    April 13, 2014 at 4:24 am

    Hi Mocabenz,

    Great question. It's an unfortunate situation, but the fastest, simplest way to block standard remote access to your PC. Easiest way to check your remote access settings is to go to Start -> Right-Click on "Computer" in the menu to the right, then click on Properties. A window will pop up for your System Properties. On the left you'll see "Remote Settings". Click on that link. Another pop-up window will show "Allow Remote Assistance connections to this computer" and make sure the checkbox is unselected.

    Secondly, click on Start -> Go to Control Panel, Click on User Accounts. Change the passwords for all of your Windows accounts.

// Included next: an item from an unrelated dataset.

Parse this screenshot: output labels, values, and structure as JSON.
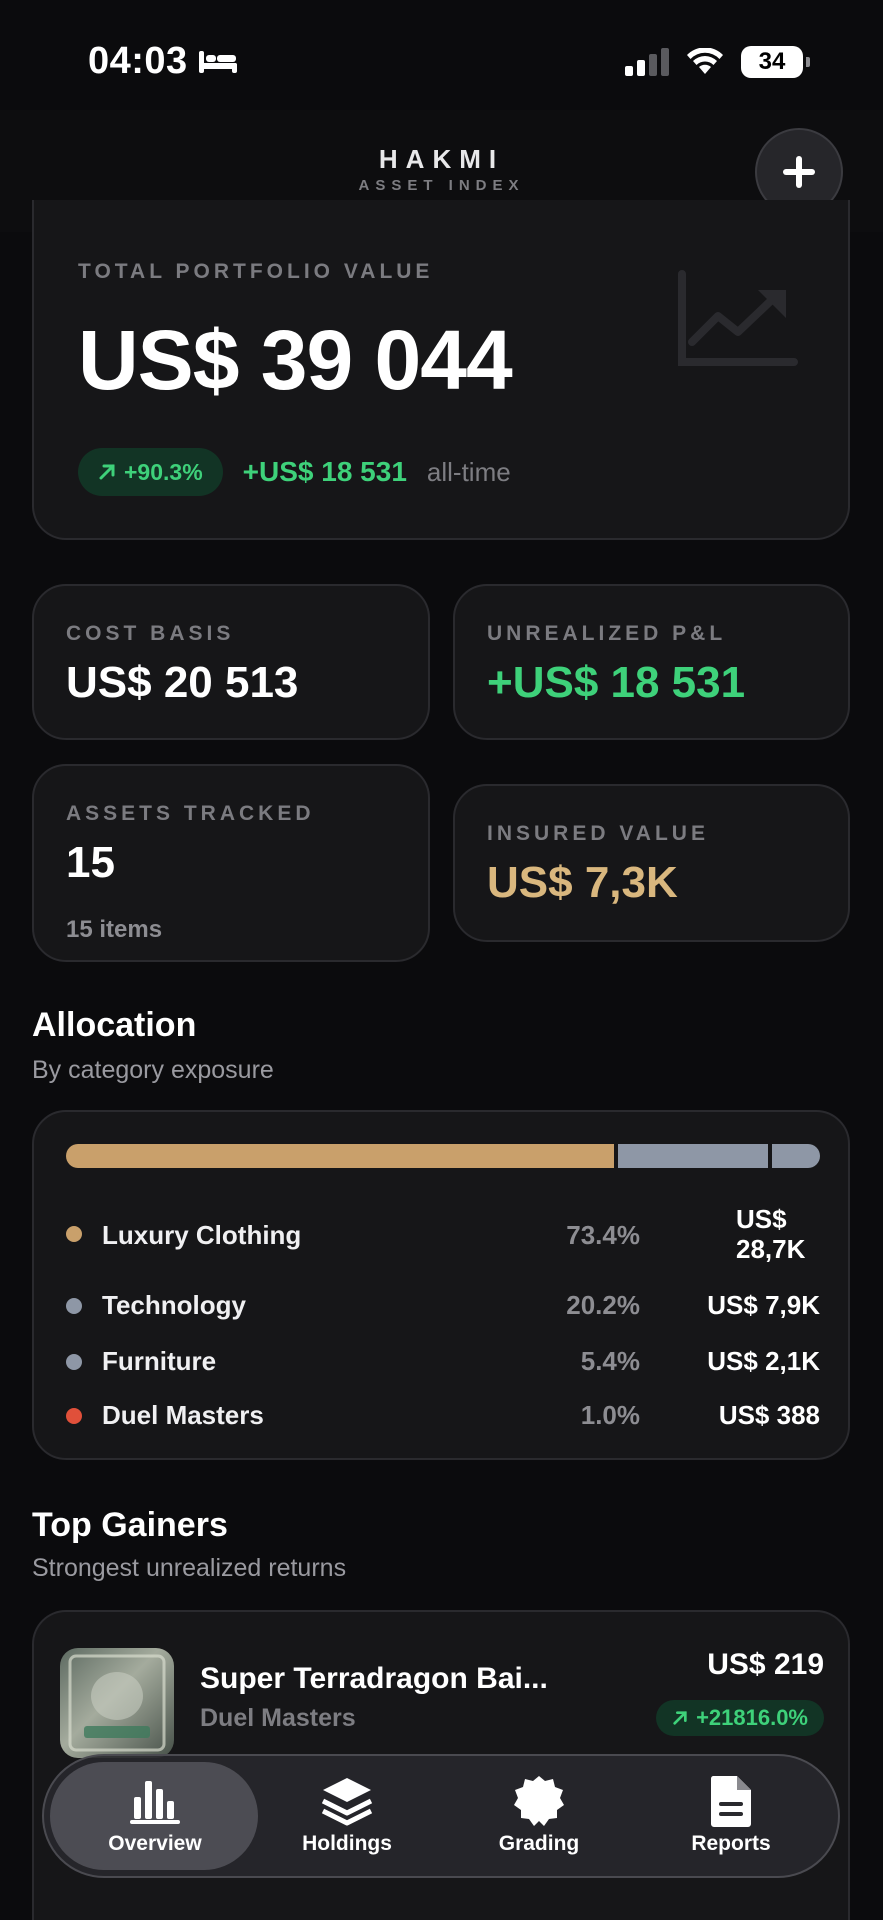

    Also, another check while you're on your computer, press cntrl-alt-delete, start Task Manager, click the "Processes Tab" and look for things like LogMeIn, TeamViewer, Dameware - Google the actual executable names to see what process name to look for. They could have installed some remote monitoring software, and if it's running silent, the only way to know is to identify the process in the Processes tab - if someone is actively monitoring it would likely be consuming CPU so it'll show up at the top of the list (if you sort by CPU usage).

    It's also worth checking out the expert advice of our security editor, Christian Cawley, in his article What to Do If You Think Your Computer Has Been Hacked Into (//

    Some good advice in there.